Ignazio Cassis reaffirms Switzerland's support for the people of Yemen
Members of the international community, which is continuing to provide financial support for the humanitarian response to the crisis in Yemen, joined the pledging event co-hosted by the governments of Sweden and Switzerland and organised in conjunction with the United Nations Office for the Coordination of Humanitarian Affairs (OCHA).
With 4.5 million internally displaced persons, Yemen is in the throes of a large-scale migration problem. © SDC/Hayat Al Sharif
Since the armed conflict erupted in 2015, the situation in Yemen has become one of the world's worst humanitarian crises. Over 21 million people – two thirds of the Yemeni population – now rely on humanitarian assistance. With 4.5 million internally displaced persons, the country is also in the throes of a large-scale migration problem wreaking havoc on the health and food situation and on schooling.
Economic decline and weakened institutions have debilitated all public services and rendered many basic necessities scarce. Two and a half million children are out of school and over 17 million Yemenis are food insecure. Finally, Yemen is the world's third most climate change-vulnerable country and recent environmental disasters have made the situation of its population even more precarious.
"Yemen's people are expecting our firmest commitment"
Federal Councillor Ignazio Cassis, head of the Federal Department of Foreign Affairs (FDFA), reiterated Switzerland's support for the people of Yemen and called on the international community to continue funding humanitarian aid there. "It is more important than ever that countries step up to support the Yemeni people," he said, adding: "Humanitarian efforts must continue without interruption. If we don't make sure they do, we run the risk of wiping out all the progress made so far and seeing the country destabilised even more."
Switzerland's support represents a long-term commitment. This year, CHF 14.5 million will be donated to humanitarian aid in Yemen. Switzerland's contributions over the past 7 years amount to almost CHF 102 million in total. "Yemeni women, men and children are expecting nothing less than our firmest commitment. This is our collective responsibility," the FDFA's head reiterated at the Palais des Nations.

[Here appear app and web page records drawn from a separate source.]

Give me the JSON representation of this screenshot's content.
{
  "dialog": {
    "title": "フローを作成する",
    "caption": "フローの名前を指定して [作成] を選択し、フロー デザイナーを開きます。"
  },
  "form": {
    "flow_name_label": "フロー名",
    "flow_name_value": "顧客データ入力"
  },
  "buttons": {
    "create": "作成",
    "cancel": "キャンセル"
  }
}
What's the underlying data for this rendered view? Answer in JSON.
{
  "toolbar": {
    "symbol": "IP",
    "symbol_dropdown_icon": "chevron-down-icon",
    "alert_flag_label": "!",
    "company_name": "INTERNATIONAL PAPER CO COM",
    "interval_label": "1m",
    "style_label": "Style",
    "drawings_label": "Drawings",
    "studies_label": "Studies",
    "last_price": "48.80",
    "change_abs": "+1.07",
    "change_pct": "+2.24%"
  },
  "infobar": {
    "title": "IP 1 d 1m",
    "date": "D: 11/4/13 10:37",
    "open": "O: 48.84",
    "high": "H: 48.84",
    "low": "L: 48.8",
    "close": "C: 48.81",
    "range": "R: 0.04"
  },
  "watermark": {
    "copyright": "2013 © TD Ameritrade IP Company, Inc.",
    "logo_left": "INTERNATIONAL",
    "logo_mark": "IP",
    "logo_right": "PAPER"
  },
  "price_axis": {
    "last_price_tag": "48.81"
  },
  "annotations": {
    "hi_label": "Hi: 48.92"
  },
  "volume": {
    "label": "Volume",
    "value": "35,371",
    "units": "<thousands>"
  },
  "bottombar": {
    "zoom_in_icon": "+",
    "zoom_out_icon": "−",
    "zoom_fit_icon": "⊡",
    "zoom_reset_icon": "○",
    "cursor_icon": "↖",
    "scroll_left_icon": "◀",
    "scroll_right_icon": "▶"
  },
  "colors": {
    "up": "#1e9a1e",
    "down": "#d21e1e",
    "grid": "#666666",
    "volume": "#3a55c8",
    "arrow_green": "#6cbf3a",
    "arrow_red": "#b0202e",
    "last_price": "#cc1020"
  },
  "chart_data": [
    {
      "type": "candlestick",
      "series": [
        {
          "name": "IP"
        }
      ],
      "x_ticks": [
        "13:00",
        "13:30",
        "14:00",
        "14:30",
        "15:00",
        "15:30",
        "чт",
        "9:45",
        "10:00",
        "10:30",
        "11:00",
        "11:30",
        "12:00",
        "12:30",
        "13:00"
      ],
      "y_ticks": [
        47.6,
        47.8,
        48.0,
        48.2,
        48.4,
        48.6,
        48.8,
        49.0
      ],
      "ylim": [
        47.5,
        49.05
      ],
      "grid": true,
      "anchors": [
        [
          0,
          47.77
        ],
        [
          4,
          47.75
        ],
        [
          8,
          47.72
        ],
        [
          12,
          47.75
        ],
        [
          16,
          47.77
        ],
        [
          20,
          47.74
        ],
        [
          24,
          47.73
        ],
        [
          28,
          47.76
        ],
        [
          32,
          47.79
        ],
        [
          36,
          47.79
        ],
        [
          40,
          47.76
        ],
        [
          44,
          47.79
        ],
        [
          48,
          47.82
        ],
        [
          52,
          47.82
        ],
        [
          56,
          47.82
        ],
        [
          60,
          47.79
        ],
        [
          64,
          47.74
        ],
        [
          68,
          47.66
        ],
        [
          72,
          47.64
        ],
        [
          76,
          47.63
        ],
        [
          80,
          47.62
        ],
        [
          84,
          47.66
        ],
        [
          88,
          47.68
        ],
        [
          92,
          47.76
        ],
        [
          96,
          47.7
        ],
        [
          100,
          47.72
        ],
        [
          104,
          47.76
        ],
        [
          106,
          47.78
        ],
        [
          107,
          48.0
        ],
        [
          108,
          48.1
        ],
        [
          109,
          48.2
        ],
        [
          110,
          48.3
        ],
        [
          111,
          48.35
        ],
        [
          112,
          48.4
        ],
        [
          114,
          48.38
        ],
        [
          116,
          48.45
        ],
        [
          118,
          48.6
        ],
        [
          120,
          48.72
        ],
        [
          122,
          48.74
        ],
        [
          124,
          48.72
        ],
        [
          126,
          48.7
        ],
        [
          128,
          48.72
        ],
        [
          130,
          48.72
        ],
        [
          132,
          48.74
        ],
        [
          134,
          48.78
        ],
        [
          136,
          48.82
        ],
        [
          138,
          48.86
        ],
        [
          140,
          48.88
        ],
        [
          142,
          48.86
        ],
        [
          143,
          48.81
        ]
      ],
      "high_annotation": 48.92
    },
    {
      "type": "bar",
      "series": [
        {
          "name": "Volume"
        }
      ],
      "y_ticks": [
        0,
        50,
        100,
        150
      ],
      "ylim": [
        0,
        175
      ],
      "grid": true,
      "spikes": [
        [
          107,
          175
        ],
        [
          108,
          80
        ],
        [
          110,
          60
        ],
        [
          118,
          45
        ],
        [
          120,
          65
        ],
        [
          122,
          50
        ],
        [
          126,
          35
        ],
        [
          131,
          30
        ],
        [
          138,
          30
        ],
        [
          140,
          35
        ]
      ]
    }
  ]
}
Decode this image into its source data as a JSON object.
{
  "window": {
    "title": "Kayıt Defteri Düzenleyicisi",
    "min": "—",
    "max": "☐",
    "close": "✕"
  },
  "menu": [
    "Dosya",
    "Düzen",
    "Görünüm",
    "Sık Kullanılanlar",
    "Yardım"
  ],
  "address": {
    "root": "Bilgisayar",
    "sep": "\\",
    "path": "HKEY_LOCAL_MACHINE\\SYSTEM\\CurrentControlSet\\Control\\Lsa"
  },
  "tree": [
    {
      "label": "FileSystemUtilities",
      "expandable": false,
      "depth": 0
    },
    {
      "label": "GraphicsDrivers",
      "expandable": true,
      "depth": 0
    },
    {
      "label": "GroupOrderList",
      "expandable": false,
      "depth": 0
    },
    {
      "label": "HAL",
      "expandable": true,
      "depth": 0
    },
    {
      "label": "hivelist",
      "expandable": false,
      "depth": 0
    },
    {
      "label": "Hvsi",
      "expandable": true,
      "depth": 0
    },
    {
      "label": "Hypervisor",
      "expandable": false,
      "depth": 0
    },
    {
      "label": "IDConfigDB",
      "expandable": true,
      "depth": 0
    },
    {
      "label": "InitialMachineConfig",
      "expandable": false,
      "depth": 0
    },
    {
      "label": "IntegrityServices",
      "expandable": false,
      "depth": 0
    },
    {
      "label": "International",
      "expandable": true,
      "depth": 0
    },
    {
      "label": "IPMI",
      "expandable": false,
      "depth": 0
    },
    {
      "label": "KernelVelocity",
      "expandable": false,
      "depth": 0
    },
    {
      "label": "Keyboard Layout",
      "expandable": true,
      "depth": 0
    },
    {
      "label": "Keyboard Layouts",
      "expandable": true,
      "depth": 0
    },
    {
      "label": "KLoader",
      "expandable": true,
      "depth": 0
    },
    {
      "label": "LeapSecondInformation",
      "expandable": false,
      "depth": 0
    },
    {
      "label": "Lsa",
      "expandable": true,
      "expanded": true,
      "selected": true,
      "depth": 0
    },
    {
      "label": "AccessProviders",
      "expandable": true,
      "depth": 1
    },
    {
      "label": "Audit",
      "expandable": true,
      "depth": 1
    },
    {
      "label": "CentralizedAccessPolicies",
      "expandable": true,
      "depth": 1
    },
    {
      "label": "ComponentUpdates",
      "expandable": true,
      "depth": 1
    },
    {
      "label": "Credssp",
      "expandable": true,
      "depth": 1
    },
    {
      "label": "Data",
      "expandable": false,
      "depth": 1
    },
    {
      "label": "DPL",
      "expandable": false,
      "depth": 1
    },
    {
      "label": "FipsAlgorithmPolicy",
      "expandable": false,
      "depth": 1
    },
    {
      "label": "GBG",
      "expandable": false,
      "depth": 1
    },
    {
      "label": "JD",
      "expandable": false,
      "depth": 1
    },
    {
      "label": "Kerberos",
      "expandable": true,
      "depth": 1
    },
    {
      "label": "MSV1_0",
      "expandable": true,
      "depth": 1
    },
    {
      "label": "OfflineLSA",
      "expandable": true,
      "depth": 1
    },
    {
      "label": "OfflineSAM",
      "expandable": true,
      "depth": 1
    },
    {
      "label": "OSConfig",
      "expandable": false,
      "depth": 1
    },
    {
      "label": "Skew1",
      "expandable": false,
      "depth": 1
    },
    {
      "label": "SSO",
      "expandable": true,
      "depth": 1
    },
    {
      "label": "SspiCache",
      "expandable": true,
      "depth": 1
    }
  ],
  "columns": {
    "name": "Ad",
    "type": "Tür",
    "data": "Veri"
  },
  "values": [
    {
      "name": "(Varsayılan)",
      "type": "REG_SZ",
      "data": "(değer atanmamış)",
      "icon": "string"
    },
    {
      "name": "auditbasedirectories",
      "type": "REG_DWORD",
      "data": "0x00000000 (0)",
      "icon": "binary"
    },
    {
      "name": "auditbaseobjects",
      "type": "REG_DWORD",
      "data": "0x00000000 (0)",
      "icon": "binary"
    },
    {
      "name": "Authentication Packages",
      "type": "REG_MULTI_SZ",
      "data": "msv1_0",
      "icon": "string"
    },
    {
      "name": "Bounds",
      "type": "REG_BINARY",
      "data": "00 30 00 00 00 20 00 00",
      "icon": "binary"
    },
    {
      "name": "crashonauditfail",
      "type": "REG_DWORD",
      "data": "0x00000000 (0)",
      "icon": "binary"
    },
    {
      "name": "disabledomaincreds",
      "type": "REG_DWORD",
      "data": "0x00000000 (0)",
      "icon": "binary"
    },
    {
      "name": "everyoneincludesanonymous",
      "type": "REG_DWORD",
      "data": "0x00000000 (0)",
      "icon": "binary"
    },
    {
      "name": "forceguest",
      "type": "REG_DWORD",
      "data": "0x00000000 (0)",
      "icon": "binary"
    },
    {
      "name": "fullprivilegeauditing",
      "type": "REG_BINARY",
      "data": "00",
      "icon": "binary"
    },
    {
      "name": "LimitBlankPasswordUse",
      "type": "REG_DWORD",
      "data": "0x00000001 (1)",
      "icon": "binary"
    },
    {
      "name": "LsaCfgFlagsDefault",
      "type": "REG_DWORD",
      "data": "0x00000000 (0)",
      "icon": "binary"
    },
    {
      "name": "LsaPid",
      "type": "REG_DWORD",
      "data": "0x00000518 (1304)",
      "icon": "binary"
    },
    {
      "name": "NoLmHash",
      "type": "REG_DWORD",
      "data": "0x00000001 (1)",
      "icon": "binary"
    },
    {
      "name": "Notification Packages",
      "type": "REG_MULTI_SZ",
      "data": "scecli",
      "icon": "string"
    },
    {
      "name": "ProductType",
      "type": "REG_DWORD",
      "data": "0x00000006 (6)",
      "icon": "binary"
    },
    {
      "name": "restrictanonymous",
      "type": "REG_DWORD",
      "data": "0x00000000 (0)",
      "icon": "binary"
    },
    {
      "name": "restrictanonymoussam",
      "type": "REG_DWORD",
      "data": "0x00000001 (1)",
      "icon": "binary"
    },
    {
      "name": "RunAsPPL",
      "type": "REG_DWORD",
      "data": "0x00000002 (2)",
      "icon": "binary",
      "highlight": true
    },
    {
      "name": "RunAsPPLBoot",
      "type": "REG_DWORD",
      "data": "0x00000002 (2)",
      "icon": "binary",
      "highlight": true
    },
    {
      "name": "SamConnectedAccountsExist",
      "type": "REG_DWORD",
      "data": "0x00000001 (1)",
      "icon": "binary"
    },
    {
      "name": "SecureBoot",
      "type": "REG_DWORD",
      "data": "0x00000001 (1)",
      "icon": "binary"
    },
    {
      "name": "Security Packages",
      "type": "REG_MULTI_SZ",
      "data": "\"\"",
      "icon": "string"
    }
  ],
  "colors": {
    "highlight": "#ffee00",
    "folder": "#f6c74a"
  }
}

The aim of the pledging event is to ensure an international financial response commensurate with people's needs in Yemen, to strengthen the cohesion of humanitarian and political actors, to raise awareness of the deteriorating living conditions there, and to stress the importance of respect for international humanitarian law in this context.
Solidarités International builds community resilience to health risks
In Yemen, over 16 million people lack access to safe drinking water and good sanitation services, with the current water supply network reaching only about 30% of the population. This lack of access to drinking water has resulted in major epidemics such as cholera and acute diarrhoea.
Active in the governorates of Aden, Taiz and Al Hudaydah, the NGO Solidarités International (SI) is a partner of the SDC and is working to strengthen vulnerable communities' resilience to health risks. The goal of SI's project is to engender good hygiene practices thanks to the provision of drinking water, the sanitation of the environment and vector control. So as to run effective and sustainable projects that best meet the needs on the ground, the NGO involves the local authorities of the governorate in its work. As Al Mokha's water and sanitation company's district manager Abdullah Ali Eskander puts it: "In involving the governorate's local authorities on the ground in the design of facilities for the communities, sharing with us the details of the project, including the budgets for activities, the supervision of activities on the ground, SI's work is exemplary. We understand what is going on, how much it costs, and how to support the communities going forward. We are also building up our knowledge of the various aspects of supplying the public with water."
In 2022, Solidarités International helped 987 people to gain access to drinking water and numerous public schools to provide 720 Yemeni pupils with safe sanitation facilities. In addition, awareness-raising communications on disease prevention reached over 88,000 members of affected communities.
What is Switzerland doing in concrete terms to contain the crisis?
Like Yemen, other countries in the Middle East and North Africa (MENA) region are also in the grips of serious armed conflicts that are driving up poverty and social inequality, and eroding democracy and the rule of law in part or in full. This is why the entire region has been set as a priority in Switzerland's Foreign Policy Strategy 2020–23.
Switzerland has an excellent reputation in the MENA region. With its neutrality and expertise in good offices, it is currently playing a prominent mediation role in the international disputes and helping to keep the dialogue open between the parties involved in the conflicts. In Yemen, more specifically, Switzerland is supporting the UN-led peace process.
In Switzerland's MENA Strategy 2021–24, there are two priorities for work in Yemen. Switzerland will promote efforts to restore peace and security and to ensure respect for human rights, while also working to reinforce measures to protect the civilian population. Switzerland will pursue its humanitarian work in the areas of water, sanitation, hygiene and food security. Finally, it will pursue its efforts to encourage all parties to the conflict to respect international humanitarian law.